Brodrick, Christie-Joy, Mohammad Farshchi, Harry A. Dwyer, D. B. Harris, Foy G. King, Jr. (2002) Effects of Engine Speed and Accessory Load on Idling Emissions from Heavy-Duty Diesel Truck Engines. Journal of the Air & Waste Management Association 52 (9), 1026 - 1031

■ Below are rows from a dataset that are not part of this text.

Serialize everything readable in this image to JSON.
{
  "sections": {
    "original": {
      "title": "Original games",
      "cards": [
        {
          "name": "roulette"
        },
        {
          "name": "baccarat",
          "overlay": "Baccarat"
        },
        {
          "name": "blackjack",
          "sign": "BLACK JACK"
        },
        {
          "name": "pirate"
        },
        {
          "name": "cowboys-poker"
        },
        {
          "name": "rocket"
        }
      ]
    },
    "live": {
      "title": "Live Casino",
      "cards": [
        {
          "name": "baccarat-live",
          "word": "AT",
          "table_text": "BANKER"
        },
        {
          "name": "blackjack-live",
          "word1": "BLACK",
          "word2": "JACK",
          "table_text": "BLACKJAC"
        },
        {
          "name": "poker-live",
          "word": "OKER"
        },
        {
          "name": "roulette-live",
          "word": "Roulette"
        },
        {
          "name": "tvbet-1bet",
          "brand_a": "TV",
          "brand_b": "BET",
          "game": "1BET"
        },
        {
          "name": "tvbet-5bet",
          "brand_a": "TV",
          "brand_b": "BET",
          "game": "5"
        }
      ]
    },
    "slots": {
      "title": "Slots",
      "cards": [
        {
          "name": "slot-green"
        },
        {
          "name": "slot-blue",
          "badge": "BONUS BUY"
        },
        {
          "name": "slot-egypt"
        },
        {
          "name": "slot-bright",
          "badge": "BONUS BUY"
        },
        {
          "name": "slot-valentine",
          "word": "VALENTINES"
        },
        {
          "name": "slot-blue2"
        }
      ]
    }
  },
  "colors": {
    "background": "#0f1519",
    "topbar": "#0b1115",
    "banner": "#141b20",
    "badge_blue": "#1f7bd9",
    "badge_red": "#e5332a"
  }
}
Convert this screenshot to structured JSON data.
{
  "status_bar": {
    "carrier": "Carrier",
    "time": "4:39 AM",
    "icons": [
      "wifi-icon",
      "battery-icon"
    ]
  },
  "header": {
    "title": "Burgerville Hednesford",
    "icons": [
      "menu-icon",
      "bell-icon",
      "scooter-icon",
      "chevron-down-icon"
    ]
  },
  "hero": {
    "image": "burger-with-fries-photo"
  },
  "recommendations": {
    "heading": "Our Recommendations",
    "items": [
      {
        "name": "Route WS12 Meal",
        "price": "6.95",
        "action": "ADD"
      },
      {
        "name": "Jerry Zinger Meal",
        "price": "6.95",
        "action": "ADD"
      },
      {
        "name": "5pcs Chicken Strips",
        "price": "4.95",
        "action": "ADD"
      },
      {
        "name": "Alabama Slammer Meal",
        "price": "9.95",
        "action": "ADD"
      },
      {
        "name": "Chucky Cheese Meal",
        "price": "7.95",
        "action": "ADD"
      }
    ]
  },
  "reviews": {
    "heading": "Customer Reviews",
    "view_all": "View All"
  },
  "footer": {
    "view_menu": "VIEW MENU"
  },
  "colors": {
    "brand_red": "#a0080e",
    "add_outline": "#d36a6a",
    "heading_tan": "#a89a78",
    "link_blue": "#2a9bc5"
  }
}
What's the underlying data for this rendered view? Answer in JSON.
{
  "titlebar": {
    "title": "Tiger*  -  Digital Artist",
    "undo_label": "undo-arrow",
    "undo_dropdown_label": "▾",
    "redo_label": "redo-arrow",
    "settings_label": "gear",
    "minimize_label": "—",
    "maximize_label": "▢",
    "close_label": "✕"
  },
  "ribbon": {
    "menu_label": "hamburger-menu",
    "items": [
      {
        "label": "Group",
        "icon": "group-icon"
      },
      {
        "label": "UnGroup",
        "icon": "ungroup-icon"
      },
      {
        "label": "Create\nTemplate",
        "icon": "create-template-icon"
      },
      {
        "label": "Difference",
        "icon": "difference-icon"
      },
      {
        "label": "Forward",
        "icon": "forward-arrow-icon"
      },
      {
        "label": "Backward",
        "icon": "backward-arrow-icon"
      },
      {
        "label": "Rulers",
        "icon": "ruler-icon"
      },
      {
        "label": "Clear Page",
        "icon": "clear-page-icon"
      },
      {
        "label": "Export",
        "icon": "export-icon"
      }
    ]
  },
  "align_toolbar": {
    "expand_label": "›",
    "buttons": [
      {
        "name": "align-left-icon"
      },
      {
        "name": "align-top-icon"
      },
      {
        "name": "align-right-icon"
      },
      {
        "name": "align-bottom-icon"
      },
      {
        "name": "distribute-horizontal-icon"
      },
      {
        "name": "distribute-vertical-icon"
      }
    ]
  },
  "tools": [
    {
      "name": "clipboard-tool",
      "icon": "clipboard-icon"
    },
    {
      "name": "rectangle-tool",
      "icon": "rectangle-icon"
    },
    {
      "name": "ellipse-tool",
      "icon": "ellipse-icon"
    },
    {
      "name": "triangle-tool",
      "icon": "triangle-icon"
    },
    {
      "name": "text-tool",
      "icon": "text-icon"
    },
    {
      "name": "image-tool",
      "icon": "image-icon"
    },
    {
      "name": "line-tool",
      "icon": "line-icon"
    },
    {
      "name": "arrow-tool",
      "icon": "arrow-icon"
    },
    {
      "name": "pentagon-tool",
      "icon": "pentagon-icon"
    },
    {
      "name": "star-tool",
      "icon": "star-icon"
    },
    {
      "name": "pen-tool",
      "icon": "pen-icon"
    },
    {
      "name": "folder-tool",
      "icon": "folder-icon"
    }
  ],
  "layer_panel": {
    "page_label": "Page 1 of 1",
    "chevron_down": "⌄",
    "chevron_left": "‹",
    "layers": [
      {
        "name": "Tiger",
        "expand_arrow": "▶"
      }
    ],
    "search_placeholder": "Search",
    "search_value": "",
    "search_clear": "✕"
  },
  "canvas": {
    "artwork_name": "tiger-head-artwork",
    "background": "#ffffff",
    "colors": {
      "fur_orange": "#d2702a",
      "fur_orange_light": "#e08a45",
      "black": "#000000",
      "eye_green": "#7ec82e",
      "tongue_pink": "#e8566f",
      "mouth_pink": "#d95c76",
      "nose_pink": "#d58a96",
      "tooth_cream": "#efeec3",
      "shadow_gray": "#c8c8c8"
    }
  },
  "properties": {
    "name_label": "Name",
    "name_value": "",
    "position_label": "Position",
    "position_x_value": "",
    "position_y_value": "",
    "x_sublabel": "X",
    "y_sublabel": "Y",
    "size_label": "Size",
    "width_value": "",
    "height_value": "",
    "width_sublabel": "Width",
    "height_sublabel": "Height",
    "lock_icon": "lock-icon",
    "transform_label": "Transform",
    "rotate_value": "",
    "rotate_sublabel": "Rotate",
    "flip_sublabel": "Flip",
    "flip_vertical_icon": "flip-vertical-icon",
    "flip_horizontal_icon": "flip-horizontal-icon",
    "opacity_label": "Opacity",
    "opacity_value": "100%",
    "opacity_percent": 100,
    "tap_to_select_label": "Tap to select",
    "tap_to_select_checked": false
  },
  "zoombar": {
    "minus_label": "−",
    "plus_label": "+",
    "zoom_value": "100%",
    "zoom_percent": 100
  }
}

A nontrivial portion of heavy-duty vehicle emissions of NOx and particulate matter (PM) occurs during idling. Regulators and the environmental community are interested in curtailing truck idling emissions, but current emissions models do not characterize them accurately, and little quantitative data exist to evaluate the relative effectiveness of various policies. The objectives of this study were to quantify the effect of accessory loading and engine speed on idling emissions from a properly functioning, modern, heavy-duty diesel truck and to compare these results with data from earlier model year vehicles. It was found that emissions during idling varied greatly as a function of engine model year, engine speed, and accessory load conditions. For the 1999 model year Class 8 truck tested, raising the engine speed from 600 to 1050 rpm and turning on the air conditioning resulted in a 2.5-fold increase in NOx emissions in grams per hour, a 2-fold increase in CO2 emissions, and a 5-fold incr ease in CO emissions while idling. On a grams per gallon fuel basis, NOx emissions while idling were approximately twice as high as those at 55 mph. The CO2 emissions at the two conditions were closer. The NOx emissions from the 1999 truck while idling with air conditioning running were slightly more than those of two 1990 model year trucks under equivalent conditions, and the hydrocarbon (HC) and CO emissions were significantly lower. It was found that the NOx emissions used in the California Air Resources Board's (CARB) EMFAC2000 and the U.S. Environmental Protection Agency's (EPA) MOBILE5b emissions inventory models were lower than those measured in all of the idling conditions tested on the 1999 truck.